GIVEN DATA:
+--

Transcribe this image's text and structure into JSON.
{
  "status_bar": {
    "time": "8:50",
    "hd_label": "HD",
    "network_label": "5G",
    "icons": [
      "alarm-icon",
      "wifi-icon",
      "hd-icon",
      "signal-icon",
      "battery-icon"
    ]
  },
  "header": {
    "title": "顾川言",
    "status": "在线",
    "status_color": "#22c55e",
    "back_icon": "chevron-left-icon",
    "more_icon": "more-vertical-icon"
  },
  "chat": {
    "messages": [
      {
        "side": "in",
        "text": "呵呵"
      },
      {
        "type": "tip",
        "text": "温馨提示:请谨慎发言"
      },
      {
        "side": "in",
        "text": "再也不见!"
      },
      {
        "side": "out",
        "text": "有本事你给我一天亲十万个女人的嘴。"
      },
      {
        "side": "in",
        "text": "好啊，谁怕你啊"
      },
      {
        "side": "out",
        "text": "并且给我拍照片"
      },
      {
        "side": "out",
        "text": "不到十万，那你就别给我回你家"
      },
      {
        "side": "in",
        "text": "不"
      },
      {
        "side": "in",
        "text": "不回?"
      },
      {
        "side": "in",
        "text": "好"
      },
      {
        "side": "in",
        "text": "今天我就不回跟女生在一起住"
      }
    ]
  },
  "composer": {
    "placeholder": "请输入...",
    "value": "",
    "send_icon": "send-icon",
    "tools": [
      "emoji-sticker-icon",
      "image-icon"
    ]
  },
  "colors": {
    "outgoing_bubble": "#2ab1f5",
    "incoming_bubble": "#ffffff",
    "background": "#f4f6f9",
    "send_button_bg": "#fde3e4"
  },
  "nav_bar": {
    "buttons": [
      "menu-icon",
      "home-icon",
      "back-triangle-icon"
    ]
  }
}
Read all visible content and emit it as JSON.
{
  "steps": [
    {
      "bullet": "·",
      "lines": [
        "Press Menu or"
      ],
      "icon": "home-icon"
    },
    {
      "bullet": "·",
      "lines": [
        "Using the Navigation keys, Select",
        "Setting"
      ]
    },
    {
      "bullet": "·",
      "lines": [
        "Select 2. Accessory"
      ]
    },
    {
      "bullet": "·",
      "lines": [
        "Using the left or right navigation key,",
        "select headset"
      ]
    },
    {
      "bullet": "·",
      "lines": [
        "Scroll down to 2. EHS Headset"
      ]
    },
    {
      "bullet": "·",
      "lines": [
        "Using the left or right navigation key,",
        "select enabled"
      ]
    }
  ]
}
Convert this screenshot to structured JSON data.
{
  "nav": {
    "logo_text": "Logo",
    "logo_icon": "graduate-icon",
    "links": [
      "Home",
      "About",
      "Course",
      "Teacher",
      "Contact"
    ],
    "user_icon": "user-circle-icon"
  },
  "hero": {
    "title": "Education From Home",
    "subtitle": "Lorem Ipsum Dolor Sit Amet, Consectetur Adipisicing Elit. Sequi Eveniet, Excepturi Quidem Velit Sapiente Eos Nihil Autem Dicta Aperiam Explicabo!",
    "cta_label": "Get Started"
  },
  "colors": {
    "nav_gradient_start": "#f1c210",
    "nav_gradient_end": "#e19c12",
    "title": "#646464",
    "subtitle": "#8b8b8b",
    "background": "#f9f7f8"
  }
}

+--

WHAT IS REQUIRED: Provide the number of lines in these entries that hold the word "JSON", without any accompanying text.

RESULT FOR THIS EXERCISE: 3